The Mohr’s years of service to the City of Lake Forest was recognized when they were given the Lawrence R. Temple Distinguished Service Award Jan. 19 during a City Council meeting at City Hall. This is the first time there have been two recipients.
Roger Mohr has served as an elected and appointed city official, among other jobs, and Pauline Mohr worked on the Market Square Restoration Committee and the Lake Forest Preservation Foundation, among other things. But their service has gone beyond the city’s borders.
Roger Mohr went to Marquette University on an Evans Scholarship earned through caddying at Milwaukee Country Club. He started helping other young men who carried golf clubs do the same right after he entered the workforce.
“I’ve been very active in the Western Golf Association and the Evans Scholars,” Roger Mohr said. “It was so good to me I felt I should give back.”
An Evans Scholar recipient gets his or her tuition, room and board completely paid, according to Roger Mohr. He said more than 10,000 people have graduated college this way. After long-term involvement with the WGA and Evans Scholars, he got involved building the Evans Scholars’ endowment.
“We had enough to take care of the kids in school but needed to do something about the future,” Roger Mohr said. “Today it’s $69 million.”
Pauline Mohr said the endowment was zero when her husband started building it and that it grew to $20 million in its first 14 years while he was in charge.
Moving to Lake Bluff in 1963 and Lake Forest 11 years later, one of Pauline Mohr’s first plunges into volunteerism was assisting the Panel of American Women, being one of four women in a group spreading a message of racial and religious equality.
“We would have a Catholic, a Jew, an African American and what was known then as a WASP (white Anglo Saxon Protestant),” Pauline Mohr said. “We would all stand up there in a box (drawn on the floor) and explain our own point of view. We changed a lot of minds.”
When the Mohrs moved to Lake Forest, Pauline Mohr coupled raising five children with volunteering all over town. She said she used her teaching skills to offer Great Books courses to students at the then Gorton School as well as the School of St. Mary, Deer Path Middle School and schools in North Chicago.
Pauline Mohr also got involved with the Lake Forest-Lake Bluff Historical Society as well as the Lake Forest Preservation Foundation. She said she did it in part to serve the community and in part to set an example for her children.
Besides helping the WGA, Roger Mohr did not immerse himself into civic volunteerism until he retired from the advertising business in 1993.
“I was just a working stiff until 1993,” Roger Mohr said. “Pauline (Mohr) was the one doing stuff for the city.”
Roger Mohr was not just any working stiff. He joined Arthur Meyerhoff and Associates in 1956 while in graduate school at Northwestern University.

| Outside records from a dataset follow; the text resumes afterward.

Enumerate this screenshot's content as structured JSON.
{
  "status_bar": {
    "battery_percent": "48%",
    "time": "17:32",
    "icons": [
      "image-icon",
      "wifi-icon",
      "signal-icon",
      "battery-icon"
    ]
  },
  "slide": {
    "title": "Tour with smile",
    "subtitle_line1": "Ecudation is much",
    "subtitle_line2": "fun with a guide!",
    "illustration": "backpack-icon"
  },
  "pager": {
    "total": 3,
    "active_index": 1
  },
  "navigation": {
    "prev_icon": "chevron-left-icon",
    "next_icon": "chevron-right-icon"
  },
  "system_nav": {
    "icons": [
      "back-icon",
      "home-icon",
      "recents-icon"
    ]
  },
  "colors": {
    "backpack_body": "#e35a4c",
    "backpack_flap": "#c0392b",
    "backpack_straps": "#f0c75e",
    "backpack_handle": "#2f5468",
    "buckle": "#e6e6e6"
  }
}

“I was almost out of money and only had what I got on the GI bill,” Roger Mohr said. “The dean called me in and said (Meyerhoff) needed somebody in radio production. I got the job.”
Roger Mohr said that during his 37 years at Meyerhoff, he eventually became president, the company was sold to BBDO Worldwide and he retired as its vice chairman-international of the Chicago office in 1993.
After retiring, Roger Mohr joined the Lake Forest Plan Commission and served three terms as an alderman as well as getting involved with Northwestern Medicine Lake Forest Hospital among other things.
The biggest testament to the Mohr’s life of service may be the paths their adult children have chosen to lead. Daughter Kathy Zerkle helps run a no-kill animal shelter in California; son Greg Mohr is a surveyor for the National Forest Service; and after working as an administrator for Doctors Without Borders and Project Hope, son Tom Mohr now runs a division of Family Health International in Myanmar. He specializes in fighting Tuberculosis. Sadly, their daughter Kristen Mohr died at 22 of natural causes. Their daughter Mary Mohr has found solid success in the business world.
“I never really thought of it that way,” Pauline Mohr said when asked about her children’s propensity for good works. “We always tried to keep them from getting too materialistic.”